(Exercise brief): Set every entry below down once more, exactly as it stands, without images.
== Segment start ==
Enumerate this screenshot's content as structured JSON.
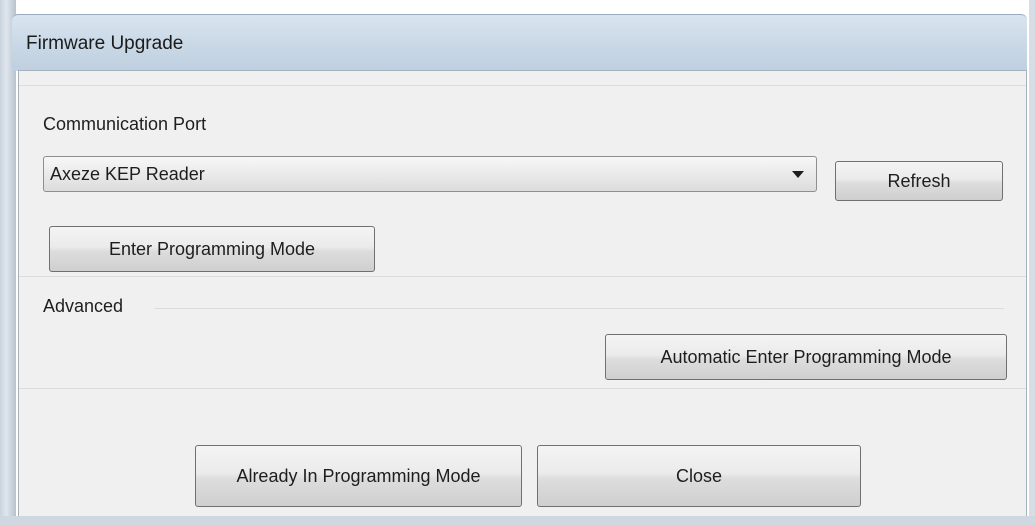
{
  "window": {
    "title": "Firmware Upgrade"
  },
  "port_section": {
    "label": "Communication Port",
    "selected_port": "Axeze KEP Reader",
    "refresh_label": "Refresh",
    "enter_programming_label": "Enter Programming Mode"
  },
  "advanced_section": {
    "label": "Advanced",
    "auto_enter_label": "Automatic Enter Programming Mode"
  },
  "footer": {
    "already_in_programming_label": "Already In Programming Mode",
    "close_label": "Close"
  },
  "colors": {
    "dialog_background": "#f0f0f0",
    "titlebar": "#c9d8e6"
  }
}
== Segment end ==
(Result for this exercise):
Enumerate this screenshot's content as structured JSON.
{
  "window": {
    "title": "Firmware Upgrade"
  },
  "port_section": {
    "label": "Communication Port",
    "selected_port": "Axeze KEP Reader",
    "refresh_label": "Refresh",
    "enter_programming_label": "Enter Programming Mode"
  },
  "advanced_section": {
    "label": "Advanced",
    "auto_enter_label": "Automatic Enter Programming Mode"
  },
  "footer": {
    "already_in_programming_label": "Already In Programming Mode",
    "close_label": "Close"
  },
  "colors": {
    "dialog_background": "#f0f0f0",
    "titlebar": "#c9d8e6"
  }
}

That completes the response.